(The data Opens)

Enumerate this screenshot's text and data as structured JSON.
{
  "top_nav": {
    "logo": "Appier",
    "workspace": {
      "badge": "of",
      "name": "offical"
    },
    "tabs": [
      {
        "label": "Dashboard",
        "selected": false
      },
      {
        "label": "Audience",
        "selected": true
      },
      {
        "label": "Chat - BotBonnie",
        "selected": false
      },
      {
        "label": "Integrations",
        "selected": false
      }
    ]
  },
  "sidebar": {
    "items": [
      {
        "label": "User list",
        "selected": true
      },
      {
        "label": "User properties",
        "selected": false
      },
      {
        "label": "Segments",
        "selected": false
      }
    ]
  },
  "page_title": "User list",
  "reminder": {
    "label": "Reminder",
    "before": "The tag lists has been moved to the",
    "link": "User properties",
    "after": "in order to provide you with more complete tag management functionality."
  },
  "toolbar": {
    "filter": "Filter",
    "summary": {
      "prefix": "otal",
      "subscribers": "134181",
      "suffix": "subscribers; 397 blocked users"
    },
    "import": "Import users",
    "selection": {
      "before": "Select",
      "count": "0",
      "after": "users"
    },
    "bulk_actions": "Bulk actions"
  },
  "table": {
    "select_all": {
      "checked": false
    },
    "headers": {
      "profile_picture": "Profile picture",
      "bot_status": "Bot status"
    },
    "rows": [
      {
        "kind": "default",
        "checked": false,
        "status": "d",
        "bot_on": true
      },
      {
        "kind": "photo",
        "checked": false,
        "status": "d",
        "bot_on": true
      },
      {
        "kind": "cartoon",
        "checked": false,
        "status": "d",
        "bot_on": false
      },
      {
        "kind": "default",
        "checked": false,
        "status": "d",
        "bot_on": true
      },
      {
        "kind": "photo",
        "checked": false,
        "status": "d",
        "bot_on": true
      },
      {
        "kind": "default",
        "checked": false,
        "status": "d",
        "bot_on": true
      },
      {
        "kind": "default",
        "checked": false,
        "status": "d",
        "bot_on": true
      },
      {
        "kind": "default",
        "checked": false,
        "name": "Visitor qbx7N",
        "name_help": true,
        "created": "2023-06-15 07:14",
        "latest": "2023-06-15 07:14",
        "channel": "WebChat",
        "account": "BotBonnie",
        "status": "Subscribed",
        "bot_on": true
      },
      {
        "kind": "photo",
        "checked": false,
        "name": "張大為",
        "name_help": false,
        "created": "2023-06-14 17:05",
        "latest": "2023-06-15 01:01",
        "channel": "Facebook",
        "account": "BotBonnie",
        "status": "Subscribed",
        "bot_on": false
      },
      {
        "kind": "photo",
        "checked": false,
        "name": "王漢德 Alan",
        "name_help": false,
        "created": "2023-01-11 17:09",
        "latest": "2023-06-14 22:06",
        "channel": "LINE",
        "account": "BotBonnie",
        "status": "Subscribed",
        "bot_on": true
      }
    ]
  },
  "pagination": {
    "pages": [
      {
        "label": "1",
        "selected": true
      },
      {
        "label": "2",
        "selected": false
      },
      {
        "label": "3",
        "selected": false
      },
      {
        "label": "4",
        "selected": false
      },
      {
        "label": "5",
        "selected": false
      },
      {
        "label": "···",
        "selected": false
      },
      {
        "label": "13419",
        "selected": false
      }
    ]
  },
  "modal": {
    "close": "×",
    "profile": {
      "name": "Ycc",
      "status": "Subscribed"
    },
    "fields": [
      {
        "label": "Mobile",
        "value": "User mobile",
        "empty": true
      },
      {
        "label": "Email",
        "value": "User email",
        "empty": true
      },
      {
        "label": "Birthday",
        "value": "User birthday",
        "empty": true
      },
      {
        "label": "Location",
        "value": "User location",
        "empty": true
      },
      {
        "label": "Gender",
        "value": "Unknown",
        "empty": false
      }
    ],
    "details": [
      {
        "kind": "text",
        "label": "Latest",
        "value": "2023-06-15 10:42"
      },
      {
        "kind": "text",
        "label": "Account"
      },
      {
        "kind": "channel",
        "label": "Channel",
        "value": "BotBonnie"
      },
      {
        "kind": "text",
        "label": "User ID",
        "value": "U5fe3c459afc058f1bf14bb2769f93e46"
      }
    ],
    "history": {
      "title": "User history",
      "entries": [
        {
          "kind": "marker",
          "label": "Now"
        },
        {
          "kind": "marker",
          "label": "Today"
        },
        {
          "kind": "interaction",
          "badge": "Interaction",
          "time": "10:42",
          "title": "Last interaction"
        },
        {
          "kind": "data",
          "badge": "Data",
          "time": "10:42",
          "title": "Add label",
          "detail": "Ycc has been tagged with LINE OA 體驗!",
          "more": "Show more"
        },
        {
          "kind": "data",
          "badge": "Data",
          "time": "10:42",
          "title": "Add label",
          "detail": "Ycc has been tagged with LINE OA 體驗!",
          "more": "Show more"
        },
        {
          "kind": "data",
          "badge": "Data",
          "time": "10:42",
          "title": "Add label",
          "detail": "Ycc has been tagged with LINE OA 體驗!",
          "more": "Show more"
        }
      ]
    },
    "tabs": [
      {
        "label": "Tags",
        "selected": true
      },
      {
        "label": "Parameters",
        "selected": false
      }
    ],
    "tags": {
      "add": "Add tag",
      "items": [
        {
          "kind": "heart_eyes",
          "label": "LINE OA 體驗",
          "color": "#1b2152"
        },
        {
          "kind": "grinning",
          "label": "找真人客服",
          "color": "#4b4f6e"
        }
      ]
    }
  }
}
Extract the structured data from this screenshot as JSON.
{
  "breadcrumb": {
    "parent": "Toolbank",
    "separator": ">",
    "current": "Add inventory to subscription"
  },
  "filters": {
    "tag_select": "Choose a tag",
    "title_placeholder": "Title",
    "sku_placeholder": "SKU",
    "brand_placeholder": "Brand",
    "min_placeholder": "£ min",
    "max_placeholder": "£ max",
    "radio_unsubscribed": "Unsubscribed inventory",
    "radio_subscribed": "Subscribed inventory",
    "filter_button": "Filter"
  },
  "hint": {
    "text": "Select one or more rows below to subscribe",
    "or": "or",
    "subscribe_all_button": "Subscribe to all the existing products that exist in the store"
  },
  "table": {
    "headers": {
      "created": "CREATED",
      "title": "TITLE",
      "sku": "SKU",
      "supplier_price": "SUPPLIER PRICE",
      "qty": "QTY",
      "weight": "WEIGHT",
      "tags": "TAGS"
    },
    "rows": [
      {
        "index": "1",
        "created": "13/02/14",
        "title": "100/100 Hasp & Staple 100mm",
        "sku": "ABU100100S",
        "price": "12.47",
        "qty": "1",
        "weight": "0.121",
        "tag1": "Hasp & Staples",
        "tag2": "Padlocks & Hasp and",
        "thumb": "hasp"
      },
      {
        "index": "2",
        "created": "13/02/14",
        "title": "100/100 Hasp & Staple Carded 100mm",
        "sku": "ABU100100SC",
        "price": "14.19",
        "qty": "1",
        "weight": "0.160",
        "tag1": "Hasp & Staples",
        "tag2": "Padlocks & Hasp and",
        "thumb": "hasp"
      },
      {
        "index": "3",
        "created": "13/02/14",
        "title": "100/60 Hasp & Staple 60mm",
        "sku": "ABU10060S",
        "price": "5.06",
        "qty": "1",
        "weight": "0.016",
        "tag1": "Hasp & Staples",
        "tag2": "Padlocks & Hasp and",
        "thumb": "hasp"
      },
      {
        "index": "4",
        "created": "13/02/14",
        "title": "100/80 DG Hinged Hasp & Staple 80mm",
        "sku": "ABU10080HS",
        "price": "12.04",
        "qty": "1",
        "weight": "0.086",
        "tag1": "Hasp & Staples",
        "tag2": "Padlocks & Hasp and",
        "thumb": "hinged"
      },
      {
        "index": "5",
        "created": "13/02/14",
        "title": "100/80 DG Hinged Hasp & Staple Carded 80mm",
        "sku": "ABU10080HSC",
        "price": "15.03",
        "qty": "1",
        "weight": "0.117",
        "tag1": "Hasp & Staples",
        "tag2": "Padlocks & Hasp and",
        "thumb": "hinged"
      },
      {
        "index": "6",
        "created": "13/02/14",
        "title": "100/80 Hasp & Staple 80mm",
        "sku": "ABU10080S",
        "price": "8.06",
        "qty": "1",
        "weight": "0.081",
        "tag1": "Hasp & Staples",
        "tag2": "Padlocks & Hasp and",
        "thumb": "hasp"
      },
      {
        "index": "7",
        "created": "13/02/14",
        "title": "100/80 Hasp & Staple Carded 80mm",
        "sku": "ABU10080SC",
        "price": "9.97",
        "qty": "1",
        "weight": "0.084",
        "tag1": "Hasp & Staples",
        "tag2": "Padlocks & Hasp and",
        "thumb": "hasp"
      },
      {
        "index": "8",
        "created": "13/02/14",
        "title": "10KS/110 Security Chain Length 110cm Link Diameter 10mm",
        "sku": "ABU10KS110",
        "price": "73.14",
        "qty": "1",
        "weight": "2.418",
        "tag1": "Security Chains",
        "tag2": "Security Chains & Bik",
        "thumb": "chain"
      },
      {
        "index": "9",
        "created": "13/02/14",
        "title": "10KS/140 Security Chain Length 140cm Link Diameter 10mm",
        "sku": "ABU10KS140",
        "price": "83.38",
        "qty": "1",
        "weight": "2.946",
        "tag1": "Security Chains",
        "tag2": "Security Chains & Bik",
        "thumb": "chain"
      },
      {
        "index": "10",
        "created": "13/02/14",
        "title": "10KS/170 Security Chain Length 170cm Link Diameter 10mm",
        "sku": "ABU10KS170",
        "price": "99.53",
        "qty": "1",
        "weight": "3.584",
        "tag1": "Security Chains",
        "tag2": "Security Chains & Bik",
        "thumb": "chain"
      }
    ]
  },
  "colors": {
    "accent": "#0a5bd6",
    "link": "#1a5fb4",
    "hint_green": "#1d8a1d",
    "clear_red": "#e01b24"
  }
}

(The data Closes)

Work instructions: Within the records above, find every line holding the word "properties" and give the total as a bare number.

Output below: 2